Return all of the data exactly, omitting any images.

:: The data ::

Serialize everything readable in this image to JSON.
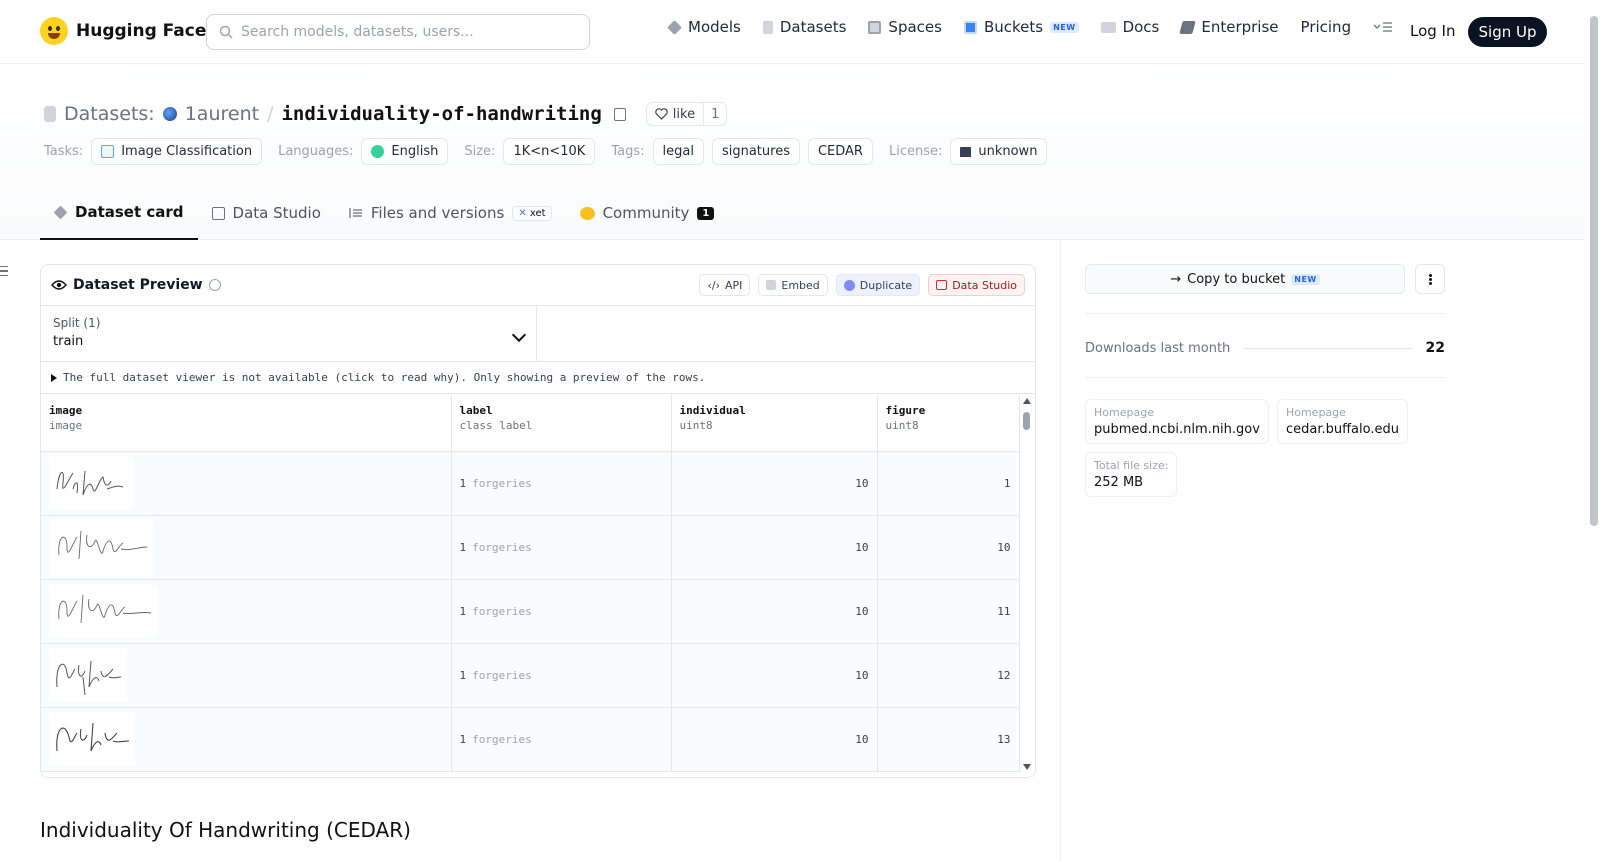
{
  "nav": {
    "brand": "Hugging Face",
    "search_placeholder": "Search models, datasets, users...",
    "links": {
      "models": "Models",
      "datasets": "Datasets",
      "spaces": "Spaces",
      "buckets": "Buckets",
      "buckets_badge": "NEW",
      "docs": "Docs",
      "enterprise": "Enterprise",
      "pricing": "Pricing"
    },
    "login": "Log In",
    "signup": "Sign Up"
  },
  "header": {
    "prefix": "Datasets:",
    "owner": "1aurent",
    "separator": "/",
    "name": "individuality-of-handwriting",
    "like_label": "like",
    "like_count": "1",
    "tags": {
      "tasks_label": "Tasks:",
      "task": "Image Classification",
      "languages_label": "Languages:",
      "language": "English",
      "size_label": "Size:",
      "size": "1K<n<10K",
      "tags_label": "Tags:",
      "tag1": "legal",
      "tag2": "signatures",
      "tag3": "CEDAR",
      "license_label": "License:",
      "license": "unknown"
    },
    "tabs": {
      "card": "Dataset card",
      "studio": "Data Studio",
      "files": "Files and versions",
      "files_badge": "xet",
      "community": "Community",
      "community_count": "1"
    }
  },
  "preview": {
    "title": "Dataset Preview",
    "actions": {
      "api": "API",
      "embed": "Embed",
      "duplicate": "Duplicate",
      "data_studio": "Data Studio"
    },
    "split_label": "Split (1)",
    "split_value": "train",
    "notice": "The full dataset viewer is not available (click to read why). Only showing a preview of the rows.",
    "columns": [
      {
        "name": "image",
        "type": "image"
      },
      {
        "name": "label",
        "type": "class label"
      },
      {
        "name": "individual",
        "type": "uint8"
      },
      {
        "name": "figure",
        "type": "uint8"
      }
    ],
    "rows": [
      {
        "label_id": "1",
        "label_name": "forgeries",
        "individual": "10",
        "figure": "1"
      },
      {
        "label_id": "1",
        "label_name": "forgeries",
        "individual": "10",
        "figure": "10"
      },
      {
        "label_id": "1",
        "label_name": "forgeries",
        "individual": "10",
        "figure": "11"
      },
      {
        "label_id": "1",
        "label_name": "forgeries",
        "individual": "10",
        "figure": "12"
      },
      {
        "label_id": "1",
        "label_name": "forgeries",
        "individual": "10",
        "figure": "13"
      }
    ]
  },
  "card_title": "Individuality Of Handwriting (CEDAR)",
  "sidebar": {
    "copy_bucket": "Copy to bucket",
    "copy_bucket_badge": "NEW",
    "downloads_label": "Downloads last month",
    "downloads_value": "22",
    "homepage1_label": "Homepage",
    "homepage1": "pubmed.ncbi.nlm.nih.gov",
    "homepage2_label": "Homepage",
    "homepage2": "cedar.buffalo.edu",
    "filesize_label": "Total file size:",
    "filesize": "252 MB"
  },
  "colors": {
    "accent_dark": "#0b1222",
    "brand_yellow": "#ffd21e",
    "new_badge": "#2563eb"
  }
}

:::

• _Problem solution_:
Serialize everything readable in this image to JSON.
{
  "nav": {
    "brand": "Hugging Face",
    "search_placeholder": "Search models, datasets, users...",
    "links": {
      "models": "Models",
      "datasets": "Datasets",
      "spaces": "Spaces",
      "buckets": "Buckets",
      "buckets_badge": "NEW",
      "docs": "Docs",
      "enterprise": "Enterprise",
      "pricing": "Pricing"
    },
    "login": "Log In",
    "signup": "Sign Up"
  },
  "header": {
    "prefix": "Datasets:",
    "owner": "1aurent",
    "separator": "/",
    "name": "individuality-of-handwriting",
    "like_label": "like",
    "like_count": "1",
    "tags": {
      "tasks_label": "Tasks:",
      "task": "Image Classification",
      "languages_label": "Languages:",
      "language": "English",
      "size_label": "Size:",
      "size": "1K<n<10K",
      "tags_label": "Tags:",
      "tag1": "legal",
      "tag2": "signatures",
      "tag3": "CEDAR",
      "license_label": "License:",
      "license": "unknown"
    },
    "tabs": {
      "card": "Dataset card",
      "studio": "Data Studio",
      "files": "Files and versions",
      "files_badge": "xet",
      "community": "Community",
      "community_count": "1"
    }
  },
  "preview": {
    "title": "Dataset Preview",
    "actions": {
      "api": "API",
      "embed": "Embed",
      "duplicate": "Duplicate",
      "data_studio": "Data Studio"
    },
    "split_label": "Split (1)",
    "split_value": "train",
    "notice": "The full dataset viewer is not available (click to read why). Only showing a preview of the rows.",
    "columns": [
      {
        "name": "image",
        "type": "image"
      },
      {
        "name": "label",
        "type": "class label"
      },
      {
        "name": "individual",
        "type": "uint8"
      },
      {
        "name": "figure",
        "type": "uint8"
      }
    ],
    "rows": [
      {
        "label_id": "1",
        "label_name": "forgeries",
        "individual": "10",
        "figure": "1"
      },
      {
        "label_id": "1",
        "label_name": "forgeries",
        "individual": "10",
        "figure": "10"
      },
      {
        "label_id": "1",
        "label_name": "forgeries",
        "individual": "10",
        "figure": "11"
      },
      {
        "label_id": "1",
        "label_name": "forgeries",
        "individual": "10",
        "figure": "12"
      },
      {
        "label_id": "1",
        "label_name": "forgeries",
        "individual": "10",
        "figure": "13"
      }
    ]
  },
  "card_title": "Individuality Of Handwriting (CEDAR)",
  "sidebar": {
    "copy_bucket": "Copy to bucket",
    "copy_bucket_badge": "NEW",
    "downloads_label": "Downloads last month",
    "downloads_value": "22",
    "homepage1_label": "Homepage",
    "homepage1": "pubmed.ncbi.nlm.nih.gov",
    "homepage2_label": "Homepage",
    "homepage2": "cedar.buffalo.edu",
    "filesize_label": "Total file size:",
    "filesize": "252 MB"
  },
  "colors": {
    "accent_dark": "#0b1222",
    "brand_yellow": "#ffd21e",
    "new_badge": "#2563eb"
  }
}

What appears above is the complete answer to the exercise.